* _Problem description_: Every line below that holds the string "code" should be copied out.

Web page and app entries
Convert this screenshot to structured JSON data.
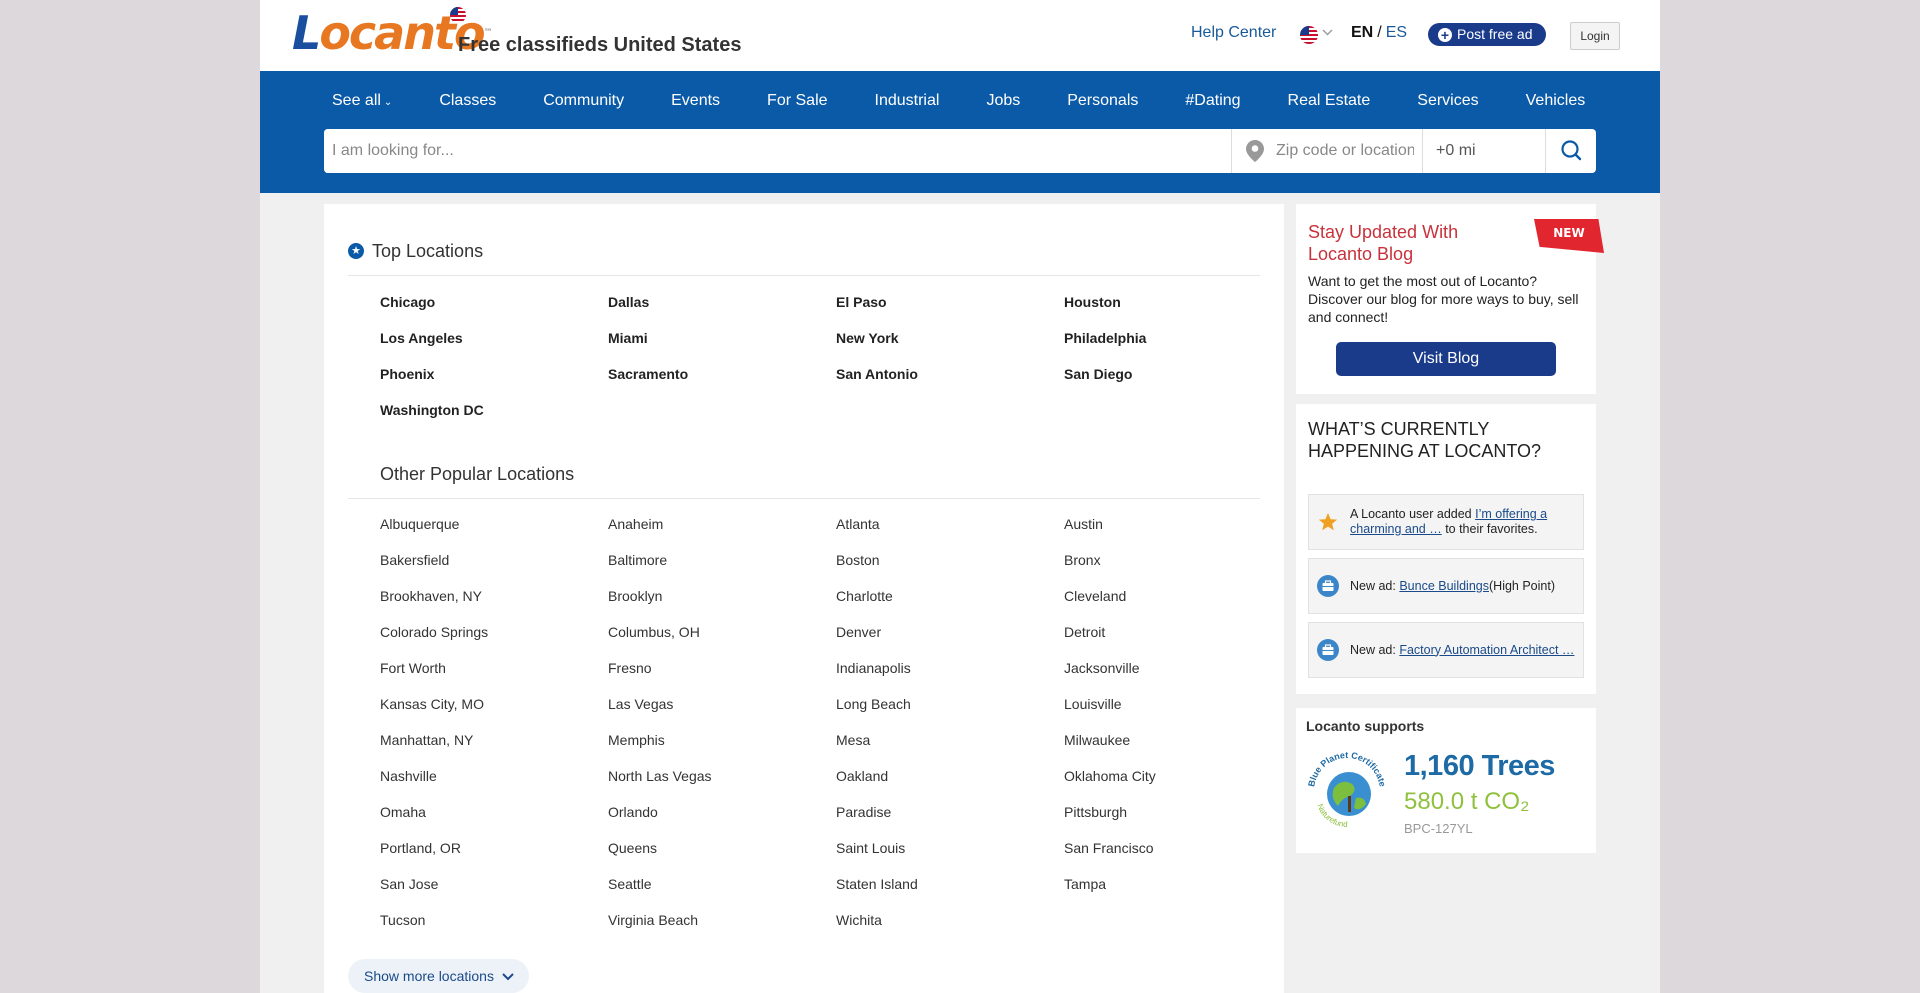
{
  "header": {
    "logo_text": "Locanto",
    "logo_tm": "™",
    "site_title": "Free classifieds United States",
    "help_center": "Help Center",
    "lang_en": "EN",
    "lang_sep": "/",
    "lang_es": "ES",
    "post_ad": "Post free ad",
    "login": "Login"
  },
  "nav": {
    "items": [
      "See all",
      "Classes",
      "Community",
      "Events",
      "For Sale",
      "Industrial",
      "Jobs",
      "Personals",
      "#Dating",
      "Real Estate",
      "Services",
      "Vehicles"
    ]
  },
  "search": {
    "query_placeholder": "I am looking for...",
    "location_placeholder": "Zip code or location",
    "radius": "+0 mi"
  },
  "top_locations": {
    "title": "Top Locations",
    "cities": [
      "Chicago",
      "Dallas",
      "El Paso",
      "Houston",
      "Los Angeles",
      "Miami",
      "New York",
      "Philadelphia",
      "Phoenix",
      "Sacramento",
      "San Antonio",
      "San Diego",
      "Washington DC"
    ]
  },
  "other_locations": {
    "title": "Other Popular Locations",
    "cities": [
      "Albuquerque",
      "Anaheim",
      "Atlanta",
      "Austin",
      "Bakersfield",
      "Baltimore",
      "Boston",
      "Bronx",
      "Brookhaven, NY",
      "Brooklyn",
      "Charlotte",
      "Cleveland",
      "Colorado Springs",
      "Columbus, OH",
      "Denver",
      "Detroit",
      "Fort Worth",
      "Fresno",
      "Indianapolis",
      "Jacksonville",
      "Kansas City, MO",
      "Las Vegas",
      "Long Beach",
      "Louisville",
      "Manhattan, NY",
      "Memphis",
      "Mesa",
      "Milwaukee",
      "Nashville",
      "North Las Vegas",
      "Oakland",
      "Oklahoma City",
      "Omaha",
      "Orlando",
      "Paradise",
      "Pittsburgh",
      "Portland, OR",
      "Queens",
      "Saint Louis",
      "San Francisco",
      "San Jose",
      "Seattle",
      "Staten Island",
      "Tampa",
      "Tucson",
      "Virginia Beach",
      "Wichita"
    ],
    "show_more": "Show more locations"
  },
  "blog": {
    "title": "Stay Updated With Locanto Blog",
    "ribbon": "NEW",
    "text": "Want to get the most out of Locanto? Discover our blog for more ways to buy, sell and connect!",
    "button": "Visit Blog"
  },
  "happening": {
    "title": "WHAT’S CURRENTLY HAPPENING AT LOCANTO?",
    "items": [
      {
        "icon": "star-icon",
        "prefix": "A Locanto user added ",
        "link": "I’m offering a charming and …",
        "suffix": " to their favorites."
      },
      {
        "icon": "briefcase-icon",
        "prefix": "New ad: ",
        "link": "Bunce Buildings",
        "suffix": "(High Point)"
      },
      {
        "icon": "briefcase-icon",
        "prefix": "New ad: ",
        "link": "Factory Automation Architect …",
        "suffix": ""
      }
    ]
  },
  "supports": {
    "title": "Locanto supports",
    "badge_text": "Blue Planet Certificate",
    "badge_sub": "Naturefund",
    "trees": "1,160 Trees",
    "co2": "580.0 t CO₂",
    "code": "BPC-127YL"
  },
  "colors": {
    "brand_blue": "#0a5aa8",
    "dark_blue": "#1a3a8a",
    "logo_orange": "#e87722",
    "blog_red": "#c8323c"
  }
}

* _Your solution_:
    "location_placeholder": "Zip code or location",
    "code": "BPC-127YL"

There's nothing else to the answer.